Meet Your Friendly Neighborhood Spark Sherpa
Apache Spark is the most popular big data project at the moment, with thousands of contributors cranking out code on a weekly basis. Keeping up with Spark releases is hard, and it’s why Hadoop distributor Hortonworks views itself as a Sherpa that guides customers on how best to use the explosive big data tech.
The amount of activity on Apache Spark is extraordinarily high, with hundreds of JIRA issues being addressed every week, and thousands more in the queue. The Apache project unleashed version Spark version 1.6 two weeks ago, and already some Spark backers are working on Spark 2.0.0.
Don’t expect to see that version of Spark in the Hortonworks Data Platform (HDP) any time soon. Today the Hadoop distributor announced the addition of two Spark 1.5.2 components—Spark Streaming and Spark SQL—with a maintenance release of HDP. It’s the first time Hortonworks has officially supported any Spark components besides “core” Spark and MLlib, its machine learning library.
This was the fourth time that Hortonworks (NASDAQ: HDP) has added new Spark features to HDP during 2015, which reflects both the remarkable demand for Spark functionality among HDP users, as well the relentless pace of development in the open source Apache project.
“The Spark community continues to move extraordinarily fast,” says Tim Hall, the vice president of product management at Hortonworks. “We’re trying to keep pace [and to] test, certify and provide the latest innovation for our customers so they can extract the maximum value of all the capabilities within Spark and run it at scale in the enterprise.”
Hortonworks support for Spark is driving sales of HDP, according to Hall, who says customers are moving their Spark initiatives forward quickly. “There were a lot of customers at the beginning of year that were in tire kicking and exploratory mode [with Spark], and by the end of the year we have many more that are production deployed,” he says.
The addition of Spark Streaming and Spark SQL to HDP undoubtedly will be met with praise from Hortonworks customers looking to get real value from Spark. But the move may also spur some additional questions, such as “What took so long?”
“These are two of the most asked-for capabilities within Spark,” Hall says. “We’ve been holding off in terms of providing the GA support for them until they were ready. And the challenge for us is the [Spark] community is moving super fast. We want to make sure that our customers are going to be successful with them and we’ve been working within the community to make sure that will occur.”
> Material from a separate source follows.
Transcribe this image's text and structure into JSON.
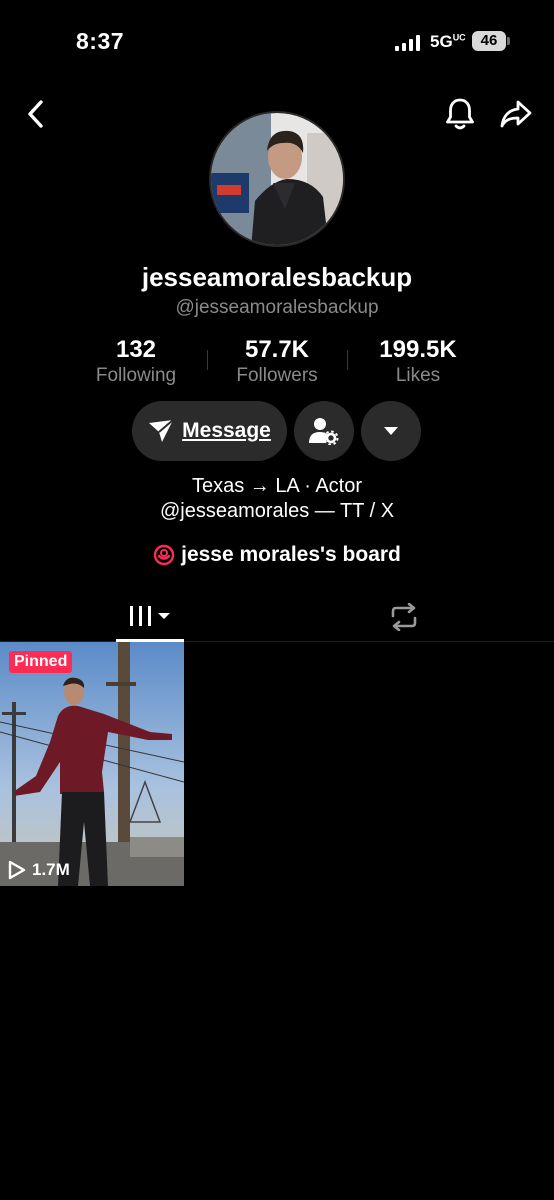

Hortonworks is in a tough spot. They’re obliged to give customers the Spark features they crave, but the company must also protect its customers from the potentially harmful effects of using technology that isn’t ready for prime-time. You can put two other Spark sub-projects—the GraphX graph database and Spark R—in that “use at your own risk” category.
Hall takes a philosophical view of the situation. “Hortonworks is the Spark Sherpa,” he tells Datanami. “They’re looking to us to be Sherpas on their Spark journey and provide them with the appropriate guidance on readiness.”
While Spark is a great project, there’s a lot of “code churn” going on, and Hortonworks will do its best to pick only the Spark parts that are fully baked, Hall says. “[We tell customers] of course you can try to use Spark R or Graphx or these other things today,” he says. “But we’ve done some testing and we know there are sharp edges, and we want to give you the heads up on that before you get into trouble.”
The Santa Clara, California company also announced that it’s supporting the ORC [optimized row colum] file format with Spark SQL on HDP. Spark SQL was originally developed with an affinity for the Parquet file format, and so supporting ORC will make enable better compatibility with Apache Hive. It also unveiled the Hortonworks Community Connection, a new portal designed to help HDP customers collaborate and ask questions of one another.